W.P. Carey (WPC) $19.10
Toronto Dominion Bank (TD) $7.59
Baxalta (BXLT) $2.73
October 2015 Total $256.28
2015 YTD Total $4,646.68

Roth IRA - Dividend Income
Company Dividend Amount DRIP Shares
JP Morgan Chase (JPM) $9.75 0.152
Phillip Morris (PM) $13.14 0.156
October 2015 Total $22.89
2015 YTD Total $223.52

I've updated my Dividend Income page to reflect October's changes.

Image courtesy of Stuart Miles on FreeDigitalPhotos.net.

How did your dividends do in October?  Get off to a good start to close out the last quarter of the year?

14 comments:

  1. Congrats on the dividend income, JC. A great set of stocks paying out dividend last month.

    R2R

    ReplyDelete
    Replies
    1. R2R,

      Definitely a solid month and I hope to finally get back to investing regularly this month so I can build up my dividends even more.

      Thanks for stopping by!

      Delete
  2. Replies
    1. FV,

      Progress has been slow this year due to low capital investment but it's still marching forward thanks to dividend increases.

      Thanks for stopping by!

      Delete
  3. One of my favorite posts to read -- because it reinforces the benefits of dividend growth investing and seeing other's progress is inspirational. Like yours, my October dividends were somewhat disappointing after September's intake. But thats just due to the schedule of payments -- more companies pay in the quarter-ending months of March, June, September and December.

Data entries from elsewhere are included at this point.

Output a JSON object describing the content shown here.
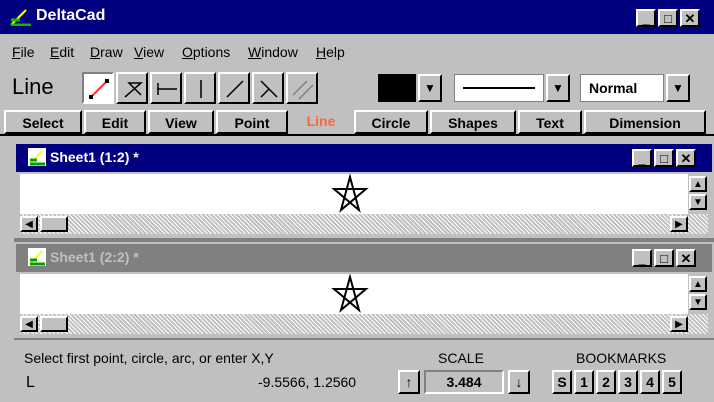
{
  "app": {
    "title": "DeltaCad"
  },
  "menu": [
    {
      "label": "File"
    },
    {
      "label": "Edit"
    },
    {
      "label": "Draw"
    },
    {
      "label": "View"
    },
    {
      "label": "Options"
    },
    {
      "label": "Window"
    },
    {
      "label": "Help"
    }
  ],
  "toolbar": {
    "mode_label": "Line",
    "tools": [
      "line-two-points-icon",
      "line-connected-icon",
      "horizontal-line-icon",
      "vertical-line-icon",
      "angled-line-icon",
      "perpendicular-line-icon",
      "parallel-line-icon"
    ],
    "color_value": "#000000",
    "style_value": "Normal"
  },
  "tabs": [
    {
      "label": "Select"
    },
    {
      "label": "Edit"
    },
    {
      "label": "View"
    },
    {
      "label": "Point"
    },
    {
      "label": "Line",
      "active": true
    },
    {
      "label": "Circle"
    },
    {
      "label": "Shapes"
    },
    {
      "label": "Text"
    },
    {
      "label": "Dimension"
    }
  ],
  "windows": [
    {
      "title": "Sheet1 (1:2) *",
      "active": true
    },
    {
      "title": "Sheet1 (2:2) *",
      "active": false
    }
  ],
  "status": {
    "prompt": "Select first point, circle, arc, or enter X,Y",
    "coords": "-9.5566, 1.2560",
    "scale_label": "SCALE",
    "scale_value": "3.484",
    "bookmarks_label": "BOOKMARKS",
    "bookmarks": [
      "S",
      "1",
      "2",
      "3",
      "4",
      "5"
    ],
    "mode_glyph": "L"
  },
  "colors": {
    "titlebar_active": "#000080",
    "titlebar_inactive": "#808080",
    "active_tab": "#ff6633"
  }
}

    Keep up the great work and continue to inspire!

    Cheers
    FerdiS

    ReplyDelete
    Replies
    1. Ferdi,

      Completely agree I love seeing all of the monthly dividend updates. My dividends are definitely backloaded with each quarter but if you're disciplined enough to save and invest that's just something to deal with.

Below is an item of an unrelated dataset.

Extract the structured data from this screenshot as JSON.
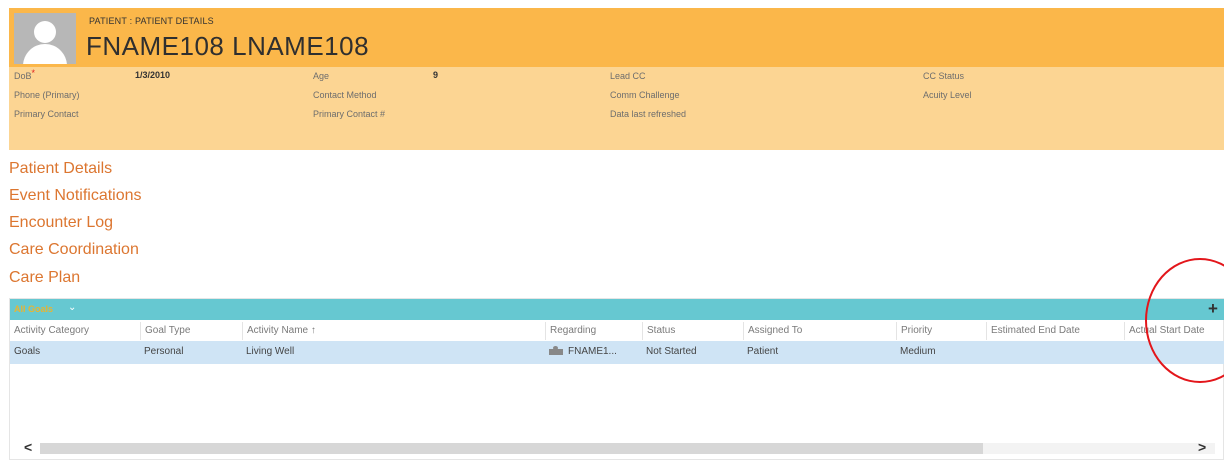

      Thanks for stopping by!

      Delete
  4. Great job JC. Guys keep it up and push the snowball effect to greater heights. Thank you for sharing my friend. Take care.

    ReplyDelete
    Replies
    1. DH,

      Once we can get back to regular investing we'll really start to build the snowball even more. Plus our quarterly dividends are up over $1,500 now which means we get to add an extra purchase each quarter from dividends alone. That's how dividend growth investing will continue to build wealth over the long term.

      Thanks for stopping by!

      Delete
  5. JC,

    Another month of collecting more money for doing absolutely nothing. The life of a dividend growth investor. It's tough, but someone has to do it. :)

    Cheers!

    ReplyDelete
    Replies
    1. Jason,

      Got to love it! And if anyone doesn't want their dividends I'll gladly take them off their hands.

      Thanks for stopping by!

      Delete
  6. JC,

    Once again very solid dividend income. That snowball is rolling and rolling. The ever increasing monthly average is looking nice.

    ReplyDelete
    Replies
    1. Tawcan,

      The progress has been slow this year due to very little investment, well little compared to our historical rates. But that should start to return to normal. The average is nice although I really need to work on a rolling 3-month chart to give a better picture of where we're at currently. So many ideas and so little time.

      Thanks for stopping by!

      Delete
  7. Quite a few names in common between our portfolios for the month of October. Gotta love those Canadian banks! Your forward dividend income is looking quite healthy as well. The beauty of fresh capital and dividend raises at work! Thanks for the continued inspiration.

    ReplyDelete
    Replies
    1. DivHut,

      The great companies tend to be common among several of the DGI portfolios and for good reason. I'm seriously lacking on capital to take advantage of the opportunities that I'd really like to add to as well as a few new companies for my portfolio. Hopefully the stock markets will head lower with an interest rate hike looming to give us a chance to add more to these great companies.

      Thanks for stopping by!

      Delete